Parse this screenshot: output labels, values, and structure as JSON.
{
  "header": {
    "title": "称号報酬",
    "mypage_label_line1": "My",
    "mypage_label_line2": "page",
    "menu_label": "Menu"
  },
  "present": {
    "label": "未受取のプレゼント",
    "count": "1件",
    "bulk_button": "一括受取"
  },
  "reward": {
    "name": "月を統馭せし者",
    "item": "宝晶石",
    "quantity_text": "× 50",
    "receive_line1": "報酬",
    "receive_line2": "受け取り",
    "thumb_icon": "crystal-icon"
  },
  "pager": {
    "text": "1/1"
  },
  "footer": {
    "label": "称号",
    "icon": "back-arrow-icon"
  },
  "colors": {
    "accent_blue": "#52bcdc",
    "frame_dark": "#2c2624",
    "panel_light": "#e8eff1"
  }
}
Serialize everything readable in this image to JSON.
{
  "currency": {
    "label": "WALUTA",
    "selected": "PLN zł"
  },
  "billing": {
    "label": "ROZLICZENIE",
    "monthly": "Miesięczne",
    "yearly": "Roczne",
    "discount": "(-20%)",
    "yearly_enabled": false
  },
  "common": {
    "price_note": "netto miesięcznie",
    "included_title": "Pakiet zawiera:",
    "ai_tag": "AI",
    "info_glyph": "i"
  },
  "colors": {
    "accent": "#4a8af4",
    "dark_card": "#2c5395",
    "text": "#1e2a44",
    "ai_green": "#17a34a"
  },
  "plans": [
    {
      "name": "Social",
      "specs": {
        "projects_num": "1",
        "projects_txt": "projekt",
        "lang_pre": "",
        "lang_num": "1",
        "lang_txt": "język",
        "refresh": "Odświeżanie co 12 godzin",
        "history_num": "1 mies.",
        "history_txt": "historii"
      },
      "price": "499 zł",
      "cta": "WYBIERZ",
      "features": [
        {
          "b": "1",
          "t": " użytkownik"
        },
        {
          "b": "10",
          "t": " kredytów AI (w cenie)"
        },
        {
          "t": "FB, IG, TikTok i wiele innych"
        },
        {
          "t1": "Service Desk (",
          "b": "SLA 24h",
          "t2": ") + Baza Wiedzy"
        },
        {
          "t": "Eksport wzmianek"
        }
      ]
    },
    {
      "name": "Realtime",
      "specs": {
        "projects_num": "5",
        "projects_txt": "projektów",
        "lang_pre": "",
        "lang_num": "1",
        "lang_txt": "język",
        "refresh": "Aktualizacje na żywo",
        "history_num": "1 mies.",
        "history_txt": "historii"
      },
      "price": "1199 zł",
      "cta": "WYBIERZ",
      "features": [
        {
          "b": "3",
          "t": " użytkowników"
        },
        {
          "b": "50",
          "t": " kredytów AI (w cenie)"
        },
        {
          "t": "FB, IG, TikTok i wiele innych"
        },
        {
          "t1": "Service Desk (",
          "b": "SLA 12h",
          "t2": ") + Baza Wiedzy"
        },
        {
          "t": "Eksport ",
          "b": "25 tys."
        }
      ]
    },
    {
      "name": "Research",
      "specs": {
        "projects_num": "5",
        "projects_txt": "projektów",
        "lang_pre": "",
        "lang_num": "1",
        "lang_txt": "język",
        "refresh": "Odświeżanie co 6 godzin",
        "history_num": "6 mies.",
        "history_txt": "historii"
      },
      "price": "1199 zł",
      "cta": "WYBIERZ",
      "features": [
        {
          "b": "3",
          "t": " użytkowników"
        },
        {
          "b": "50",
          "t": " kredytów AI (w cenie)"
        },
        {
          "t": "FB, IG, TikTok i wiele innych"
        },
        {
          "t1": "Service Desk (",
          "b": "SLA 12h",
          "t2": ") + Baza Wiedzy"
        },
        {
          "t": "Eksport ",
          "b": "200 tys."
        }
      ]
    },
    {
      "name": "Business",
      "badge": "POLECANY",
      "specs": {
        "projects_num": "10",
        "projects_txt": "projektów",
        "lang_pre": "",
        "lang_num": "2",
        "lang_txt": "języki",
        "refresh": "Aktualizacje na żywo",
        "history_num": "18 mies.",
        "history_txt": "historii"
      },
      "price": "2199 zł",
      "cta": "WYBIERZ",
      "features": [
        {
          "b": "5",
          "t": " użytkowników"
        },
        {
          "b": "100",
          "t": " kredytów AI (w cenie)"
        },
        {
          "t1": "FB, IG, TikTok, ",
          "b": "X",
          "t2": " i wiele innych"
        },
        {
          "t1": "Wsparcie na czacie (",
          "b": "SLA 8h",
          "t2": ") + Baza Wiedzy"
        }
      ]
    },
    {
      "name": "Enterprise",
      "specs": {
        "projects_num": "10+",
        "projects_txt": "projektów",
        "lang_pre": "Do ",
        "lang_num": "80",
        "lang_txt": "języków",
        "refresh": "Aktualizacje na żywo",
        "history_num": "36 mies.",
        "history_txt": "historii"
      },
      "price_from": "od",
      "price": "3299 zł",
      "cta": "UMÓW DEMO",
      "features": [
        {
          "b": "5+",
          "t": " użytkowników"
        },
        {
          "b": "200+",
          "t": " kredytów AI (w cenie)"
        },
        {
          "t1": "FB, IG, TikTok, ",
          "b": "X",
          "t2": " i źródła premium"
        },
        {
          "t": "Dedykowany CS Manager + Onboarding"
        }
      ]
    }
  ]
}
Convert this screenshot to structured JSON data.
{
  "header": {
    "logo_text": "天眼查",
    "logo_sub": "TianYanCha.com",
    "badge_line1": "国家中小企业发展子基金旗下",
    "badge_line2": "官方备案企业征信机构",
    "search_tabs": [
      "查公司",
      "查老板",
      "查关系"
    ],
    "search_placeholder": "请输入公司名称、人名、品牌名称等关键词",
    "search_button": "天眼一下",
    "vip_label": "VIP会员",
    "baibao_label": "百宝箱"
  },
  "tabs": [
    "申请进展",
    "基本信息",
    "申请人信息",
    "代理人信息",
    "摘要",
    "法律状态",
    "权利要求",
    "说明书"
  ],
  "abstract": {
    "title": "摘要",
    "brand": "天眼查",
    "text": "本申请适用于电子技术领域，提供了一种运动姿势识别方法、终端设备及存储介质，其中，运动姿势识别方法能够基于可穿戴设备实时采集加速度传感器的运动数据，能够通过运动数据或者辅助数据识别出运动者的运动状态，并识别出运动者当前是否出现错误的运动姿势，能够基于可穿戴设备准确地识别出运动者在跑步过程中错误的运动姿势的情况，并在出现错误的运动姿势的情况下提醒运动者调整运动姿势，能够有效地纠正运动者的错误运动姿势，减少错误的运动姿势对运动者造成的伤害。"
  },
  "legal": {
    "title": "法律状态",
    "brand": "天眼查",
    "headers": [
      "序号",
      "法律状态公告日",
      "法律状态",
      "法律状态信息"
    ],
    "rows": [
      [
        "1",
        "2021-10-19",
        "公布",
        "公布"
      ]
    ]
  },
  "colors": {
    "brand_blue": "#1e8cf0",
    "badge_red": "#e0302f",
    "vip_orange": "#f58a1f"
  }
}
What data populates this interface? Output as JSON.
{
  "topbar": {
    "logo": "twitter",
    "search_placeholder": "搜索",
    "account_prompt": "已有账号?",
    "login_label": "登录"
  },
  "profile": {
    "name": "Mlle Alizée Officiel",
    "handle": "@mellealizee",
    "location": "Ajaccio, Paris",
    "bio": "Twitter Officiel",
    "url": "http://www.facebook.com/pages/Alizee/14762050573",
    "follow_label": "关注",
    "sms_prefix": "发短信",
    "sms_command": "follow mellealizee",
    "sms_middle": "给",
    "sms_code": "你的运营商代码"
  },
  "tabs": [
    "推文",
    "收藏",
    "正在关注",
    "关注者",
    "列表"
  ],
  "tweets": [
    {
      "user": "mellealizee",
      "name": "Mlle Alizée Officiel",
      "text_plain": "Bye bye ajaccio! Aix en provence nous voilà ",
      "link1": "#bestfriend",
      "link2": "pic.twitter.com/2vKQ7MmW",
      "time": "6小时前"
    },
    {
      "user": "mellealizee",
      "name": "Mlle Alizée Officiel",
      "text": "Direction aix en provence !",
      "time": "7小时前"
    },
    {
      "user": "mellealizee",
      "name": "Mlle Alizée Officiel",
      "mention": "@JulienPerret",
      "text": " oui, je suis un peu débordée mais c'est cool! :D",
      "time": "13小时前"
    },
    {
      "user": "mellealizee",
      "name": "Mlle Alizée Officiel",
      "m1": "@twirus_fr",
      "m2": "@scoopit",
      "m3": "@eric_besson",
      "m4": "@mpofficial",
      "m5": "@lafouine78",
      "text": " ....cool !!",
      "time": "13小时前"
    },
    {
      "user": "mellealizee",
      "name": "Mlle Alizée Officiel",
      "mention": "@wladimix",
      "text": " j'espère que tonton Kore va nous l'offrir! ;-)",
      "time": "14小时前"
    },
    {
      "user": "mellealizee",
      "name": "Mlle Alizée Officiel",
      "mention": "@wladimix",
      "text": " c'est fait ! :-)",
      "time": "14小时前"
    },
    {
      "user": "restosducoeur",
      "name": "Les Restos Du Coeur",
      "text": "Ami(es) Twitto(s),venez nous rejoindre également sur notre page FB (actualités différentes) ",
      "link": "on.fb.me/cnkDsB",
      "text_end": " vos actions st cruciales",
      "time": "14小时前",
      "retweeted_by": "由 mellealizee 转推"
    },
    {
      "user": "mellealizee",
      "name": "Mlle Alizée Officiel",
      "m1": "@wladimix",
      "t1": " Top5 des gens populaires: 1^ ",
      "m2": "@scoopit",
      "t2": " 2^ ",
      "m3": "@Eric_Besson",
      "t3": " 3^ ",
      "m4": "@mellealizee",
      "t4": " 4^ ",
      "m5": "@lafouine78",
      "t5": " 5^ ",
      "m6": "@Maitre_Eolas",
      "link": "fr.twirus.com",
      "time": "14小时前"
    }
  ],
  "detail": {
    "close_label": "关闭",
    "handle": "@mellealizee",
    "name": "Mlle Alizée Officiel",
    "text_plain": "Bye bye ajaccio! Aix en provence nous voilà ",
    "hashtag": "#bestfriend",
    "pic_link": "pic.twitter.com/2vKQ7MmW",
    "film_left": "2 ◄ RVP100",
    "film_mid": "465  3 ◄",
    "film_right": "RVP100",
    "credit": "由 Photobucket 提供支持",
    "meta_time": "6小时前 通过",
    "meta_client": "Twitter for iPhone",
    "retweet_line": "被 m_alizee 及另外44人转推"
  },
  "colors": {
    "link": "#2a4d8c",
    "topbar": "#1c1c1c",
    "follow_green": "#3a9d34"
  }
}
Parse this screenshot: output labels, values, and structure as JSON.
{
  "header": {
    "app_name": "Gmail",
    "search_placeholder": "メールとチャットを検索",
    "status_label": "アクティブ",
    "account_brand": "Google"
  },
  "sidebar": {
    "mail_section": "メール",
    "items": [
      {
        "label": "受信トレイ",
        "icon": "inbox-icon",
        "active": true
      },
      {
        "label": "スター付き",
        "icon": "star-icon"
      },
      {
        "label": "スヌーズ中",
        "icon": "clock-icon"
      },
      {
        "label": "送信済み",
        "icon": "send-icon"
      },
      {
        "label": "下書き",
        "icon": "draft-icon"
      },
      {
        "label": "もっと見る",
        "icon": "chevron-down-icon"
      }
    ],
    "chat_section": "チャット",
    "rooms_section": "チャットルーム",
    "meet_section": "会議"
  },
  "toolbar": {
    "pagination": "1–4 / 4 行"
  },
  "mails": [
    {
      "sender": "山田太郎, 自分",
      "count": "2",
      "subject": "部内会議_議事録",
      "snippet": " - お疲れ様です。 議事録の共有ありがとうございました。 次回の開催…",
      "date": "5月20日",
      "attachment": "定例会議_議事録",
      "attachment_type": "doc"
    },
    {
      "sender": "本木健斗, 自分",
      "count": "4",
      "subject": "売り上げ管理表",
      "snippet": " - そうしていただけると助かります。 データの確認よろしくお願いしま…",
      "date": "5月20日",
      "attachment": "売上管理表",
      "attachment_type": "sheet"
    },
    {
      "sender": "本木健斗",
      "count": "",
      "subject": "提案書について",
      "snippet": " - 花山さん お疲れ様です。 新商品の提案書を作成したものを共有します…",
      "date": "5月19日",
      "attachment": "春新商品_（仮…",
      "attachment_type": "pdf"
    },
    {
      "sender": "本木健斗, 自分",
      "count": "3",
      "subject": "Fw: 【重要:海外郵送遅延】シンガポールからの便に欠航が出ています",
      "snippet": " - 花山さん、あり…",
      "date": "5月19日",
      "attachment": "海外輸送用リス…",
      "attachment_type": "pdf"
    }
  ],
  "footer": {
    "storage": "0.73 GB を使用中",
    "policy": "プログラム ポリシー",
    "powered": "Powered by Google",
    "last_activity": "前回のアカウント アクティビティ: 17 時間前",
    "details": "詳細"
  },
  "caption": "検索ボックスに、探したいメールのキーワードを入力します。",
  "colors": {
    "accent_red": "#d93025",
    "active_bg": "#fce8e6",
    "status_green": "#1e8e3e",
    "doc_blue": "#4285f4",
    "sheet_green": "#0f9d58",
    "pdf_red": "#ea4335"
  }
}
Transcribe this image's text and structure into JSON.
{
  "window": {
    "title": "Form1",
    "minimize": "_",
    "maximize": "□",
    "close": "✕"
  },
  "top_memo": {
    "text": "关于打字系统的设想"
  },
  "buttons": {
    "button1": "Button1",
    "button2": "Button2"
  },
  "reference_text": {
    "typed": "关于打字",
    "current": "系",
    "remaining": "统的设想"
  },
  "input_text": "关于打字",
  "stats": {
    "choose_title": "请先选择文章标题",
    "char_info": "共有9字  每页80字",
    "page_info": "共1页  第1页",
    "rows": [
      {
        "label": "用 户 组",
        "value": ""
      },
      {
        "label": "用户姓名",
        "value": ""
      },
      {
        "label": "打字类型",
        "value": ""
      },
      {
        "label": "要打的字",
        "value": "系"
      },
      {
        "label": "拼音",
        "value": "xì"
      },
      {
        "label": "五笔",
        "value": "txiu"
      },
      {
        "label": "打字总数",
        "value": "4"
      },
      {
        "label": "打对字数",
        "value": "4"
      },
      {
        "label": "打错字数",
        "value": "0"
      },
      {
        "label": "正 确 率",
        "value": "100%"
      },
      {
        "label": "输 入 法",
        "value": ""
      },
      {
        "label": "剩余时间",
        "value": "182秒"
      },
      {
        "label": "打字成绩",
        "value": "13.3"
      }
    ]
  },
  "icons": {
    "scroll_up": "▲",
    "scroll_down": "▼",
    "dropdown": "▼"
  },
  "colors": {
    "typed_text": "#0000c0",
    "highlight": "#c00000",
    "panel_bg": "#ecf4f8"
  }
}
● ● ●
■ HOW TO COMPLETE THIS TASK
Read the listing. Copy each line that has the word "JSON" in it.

■ OUTPUT OF THE TASK
Parse this screenshot: output labels, values, and structure as JSON.
Serialize everything readable in this image to JSON.
Convert this screenshot to structured JSON data.
What data populates this interface? Output as JSON.
Parse this screenshot: output labels, values, and structure as JSON.
Transcribe this image's text and structure into JSON.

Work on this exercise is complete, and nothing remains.